The Brevard All-County Band Festival occurred on Jan. 26, at The King Center for Performing Arts. Participating students received their audition music in November, and used the remaining months to practice for the concert.
Band Director Christopher Houze described the event as a collaborative experience.
“The students with the highest scoring auditions are selected for the ensemble,” Houze said. “After that, there is no sense of competition. It is actually the ultimate team sport. Unlike some sports where students sit on a bench and do not participate for portions of the game, every student who is selected to participate in the ensemble is participating 100 percent of the time.”
Following the selection, students practice independently until January, where they meet with the conductors and other participants to review their music.
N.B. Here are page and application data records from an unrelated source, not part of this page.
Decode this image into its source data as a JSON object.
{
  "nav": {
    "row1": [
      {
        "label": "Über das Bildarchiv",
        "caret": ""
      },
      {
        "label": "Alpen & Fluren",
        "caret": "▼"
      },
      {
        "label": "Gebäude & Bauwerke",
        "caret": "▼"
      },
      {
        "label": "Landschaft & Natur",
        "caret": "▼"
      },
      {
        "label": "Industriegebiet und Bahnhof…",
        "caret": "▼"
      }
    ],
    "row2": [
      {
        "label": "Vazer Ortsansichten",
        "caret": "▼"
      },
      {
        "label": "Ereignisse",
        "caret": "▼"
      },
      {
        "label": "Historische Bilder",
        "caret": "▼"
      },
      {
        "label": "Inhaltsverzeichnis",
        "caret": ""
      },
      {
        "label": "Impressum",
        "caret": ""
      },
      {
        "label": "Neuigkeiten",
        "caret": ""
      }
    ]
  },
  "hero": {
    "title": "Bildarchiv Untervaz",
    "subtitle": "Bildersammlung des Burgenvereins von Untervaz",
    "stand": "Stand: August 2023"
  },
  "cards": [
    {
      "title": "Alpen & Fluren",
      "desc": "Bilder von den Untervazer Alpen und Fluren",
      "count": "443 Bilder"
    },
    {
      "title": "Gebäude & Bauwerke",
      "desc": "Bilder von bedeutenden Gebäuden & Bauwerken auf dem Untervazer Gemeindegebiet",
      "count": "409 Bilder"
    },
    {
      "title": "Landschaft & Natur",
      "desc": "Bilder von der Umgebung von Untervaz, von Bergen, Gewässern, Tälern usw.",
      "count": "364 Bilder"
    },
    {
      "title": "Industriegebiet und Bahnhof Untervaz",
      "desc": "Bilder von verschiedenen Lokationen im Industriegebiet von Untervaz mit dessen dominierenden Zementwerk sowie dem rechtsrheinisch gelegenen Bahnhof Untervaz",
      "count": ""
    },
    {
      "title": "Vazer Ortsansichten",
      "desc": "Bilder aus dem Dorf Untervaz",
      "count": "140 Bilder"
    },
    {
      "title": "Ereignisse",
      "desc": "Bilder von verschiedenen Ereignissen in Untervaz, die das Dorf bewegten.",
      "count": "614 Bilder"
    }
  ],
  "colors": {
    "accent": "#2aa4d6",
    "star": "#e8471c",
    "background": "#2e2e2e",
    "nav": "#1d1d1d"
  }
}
“The challenge… is taking a group of students who will only rehearse four times, and having them perform an entire concert program,” Houze said. “This challenge, in part, is solved by selecting the best students for the job, and hiring expert guest conductors who really take the individual student work and mold it into the collective group experience.”
R.J. S., who performed in the All-County Middle School band with 92 other students, said the conductors gave him tips to improve his playing.
“I took away how to play a bigger and better sound and how to last longer when I played,” R.J. said.
According to Houze, the information given to all-county participants is spread to fellow musicians who use it to improve their playing as well.
“This sharing of ideas allows for not only musical growth, but growth as a human being,” Houze said. “Sometimes music lessons become life lessons. Shared wisdom becomes a collective wisdom. Everybody is taking something from the experience. Students who participated in this experience bring this new wisdom or insight back to West Shore, and the cycle starts again. So when you really think about it, not only do the students grow who made the All-County ensembles, but all West Shore musicians grow as a result.”
By Riley Harper